Gather up every line from the entries below that uses the word "icon".

▸ Excerpts from an interface dataset
[Start of section]

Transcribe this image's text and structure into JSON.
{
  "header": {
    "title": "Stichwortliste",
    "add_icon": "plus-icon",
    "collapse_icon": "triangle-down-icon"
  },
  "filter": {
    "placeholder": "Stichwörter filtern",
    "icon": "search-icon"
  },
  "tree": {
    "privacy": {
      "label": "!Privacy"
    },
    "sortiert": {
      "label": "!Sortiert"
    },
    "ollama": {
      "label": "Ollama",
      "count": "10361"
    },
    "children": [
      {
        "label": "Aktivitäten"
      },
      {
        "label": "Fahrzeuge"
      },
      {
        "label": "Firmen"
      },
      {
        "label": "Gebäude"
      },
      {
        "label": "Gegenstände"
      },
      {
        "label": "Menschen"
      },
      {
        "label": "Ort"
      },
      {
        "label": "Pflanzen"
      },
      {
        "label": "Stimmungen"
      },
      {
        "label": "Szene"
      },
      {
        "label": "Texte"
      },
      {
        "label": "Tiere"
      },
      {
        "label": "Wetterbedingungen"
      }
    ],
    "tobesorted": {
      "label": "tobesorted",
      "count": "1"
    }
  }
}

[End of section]

▸ Task response
    "add_icon": "plus-icon",
    "collapse_icon": "triangle-down-icon"
    "icon": "search-icon"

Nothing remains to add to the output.